▶ What is required:
Please report each line of the data below that contains "JSON".

[Material supplied Boundary: Start]

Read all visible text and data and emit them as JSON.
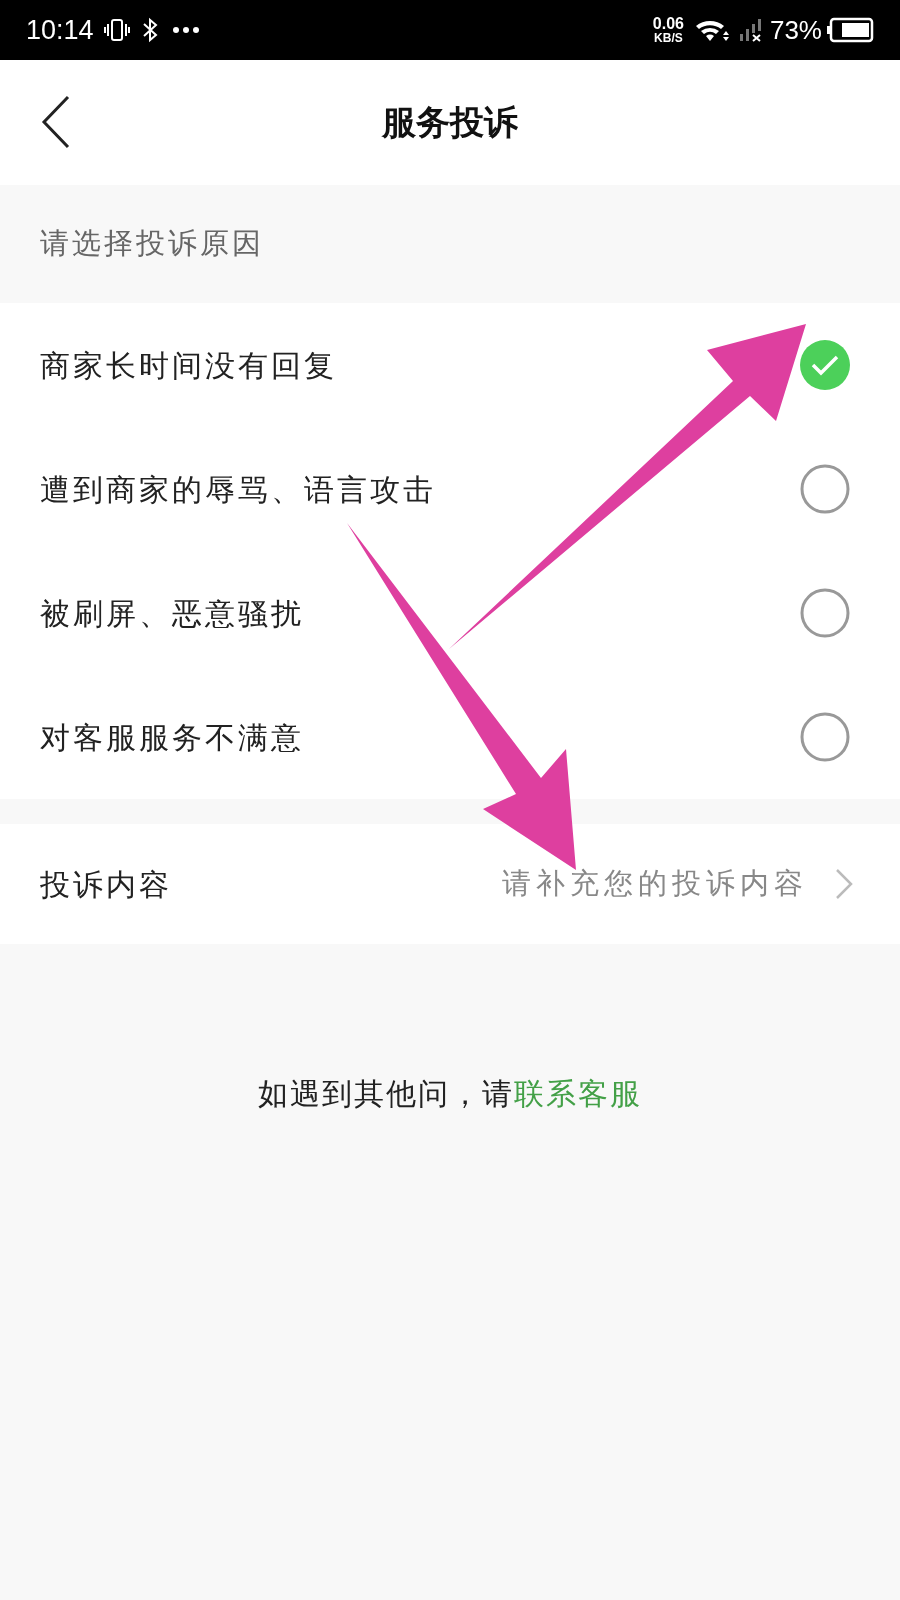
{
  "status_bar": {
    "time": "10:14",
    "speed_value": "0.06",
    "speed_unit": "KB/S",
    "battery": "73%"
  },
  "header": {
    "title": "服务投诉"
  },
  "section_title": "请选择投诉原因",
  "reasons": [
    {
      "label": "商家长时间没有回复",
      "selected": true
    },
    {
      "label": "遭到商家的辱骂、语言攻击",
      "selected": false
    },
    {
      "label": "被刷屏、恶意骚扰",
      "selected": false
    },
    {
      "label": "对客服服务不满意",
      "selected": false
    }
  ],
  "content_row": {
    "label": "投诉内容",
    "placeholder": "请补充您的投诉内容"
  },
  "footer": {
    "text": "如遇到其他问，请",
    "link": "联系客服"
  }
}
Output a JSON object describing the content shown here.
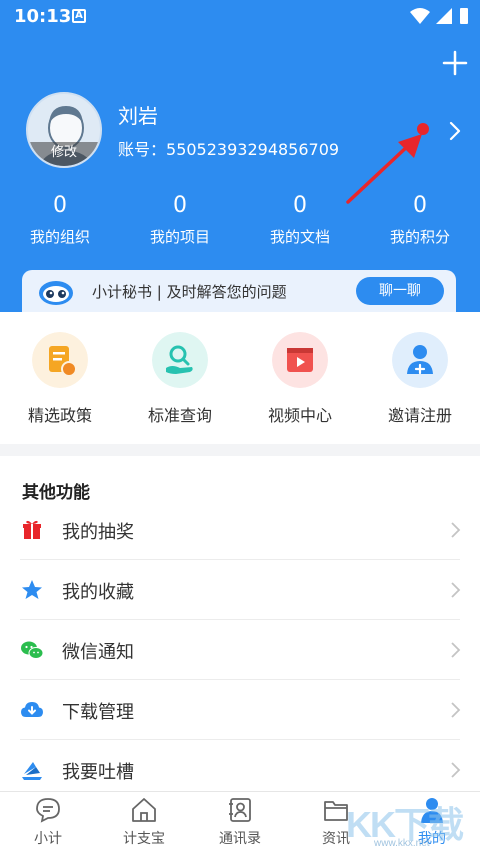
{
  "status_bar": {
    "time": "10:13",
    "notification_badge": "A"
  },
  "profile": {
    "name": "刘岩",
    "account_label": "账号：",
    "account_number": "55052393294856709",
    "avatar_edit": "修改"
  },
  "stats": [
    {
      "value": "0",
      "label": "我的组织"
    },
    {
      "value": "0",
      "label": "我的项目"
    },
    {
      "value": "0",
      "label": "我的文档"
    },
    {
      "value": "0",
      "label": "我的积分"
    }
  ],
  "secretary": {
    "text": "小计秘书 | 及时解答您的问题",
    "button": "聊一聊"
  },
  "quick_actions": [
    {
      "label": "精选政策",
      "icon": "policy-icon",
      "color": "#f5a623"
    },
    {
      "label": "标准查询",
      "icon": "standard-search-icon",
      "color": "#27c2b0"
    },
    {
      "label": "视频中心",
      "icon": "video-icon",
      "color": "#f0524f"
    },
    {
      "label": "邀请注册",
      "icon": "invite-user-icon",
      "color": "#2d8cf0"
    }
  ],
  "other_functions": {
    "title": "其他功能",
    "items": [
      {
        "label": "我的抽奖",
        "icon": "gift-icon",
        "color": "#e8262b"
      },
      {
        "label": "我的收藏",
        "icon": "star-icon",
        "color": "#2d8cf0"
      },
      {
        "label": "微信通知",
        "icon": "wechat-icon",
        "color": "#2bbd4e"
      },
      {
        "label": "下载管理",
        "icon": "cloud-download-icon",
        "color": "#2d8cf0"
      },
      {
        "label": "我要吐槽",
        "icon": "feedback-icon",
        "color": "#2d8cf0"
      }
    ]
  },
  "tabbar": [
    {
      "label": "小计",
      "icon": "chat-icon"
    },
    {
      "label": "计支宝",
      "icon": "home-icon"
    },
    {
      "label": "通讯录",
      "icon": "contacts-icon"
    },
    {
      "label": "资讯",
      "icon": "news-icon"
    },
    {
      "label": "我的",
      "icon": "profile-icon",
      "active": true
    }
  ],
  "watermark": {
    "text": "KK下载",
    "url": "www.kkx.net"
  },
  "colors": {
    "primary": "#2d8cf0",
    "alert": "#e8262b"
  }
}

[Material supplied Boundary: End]

▶ Response for this exercise:
Read all visible text and data and emit them as JSON.
Output a JSON object describing the content shown here.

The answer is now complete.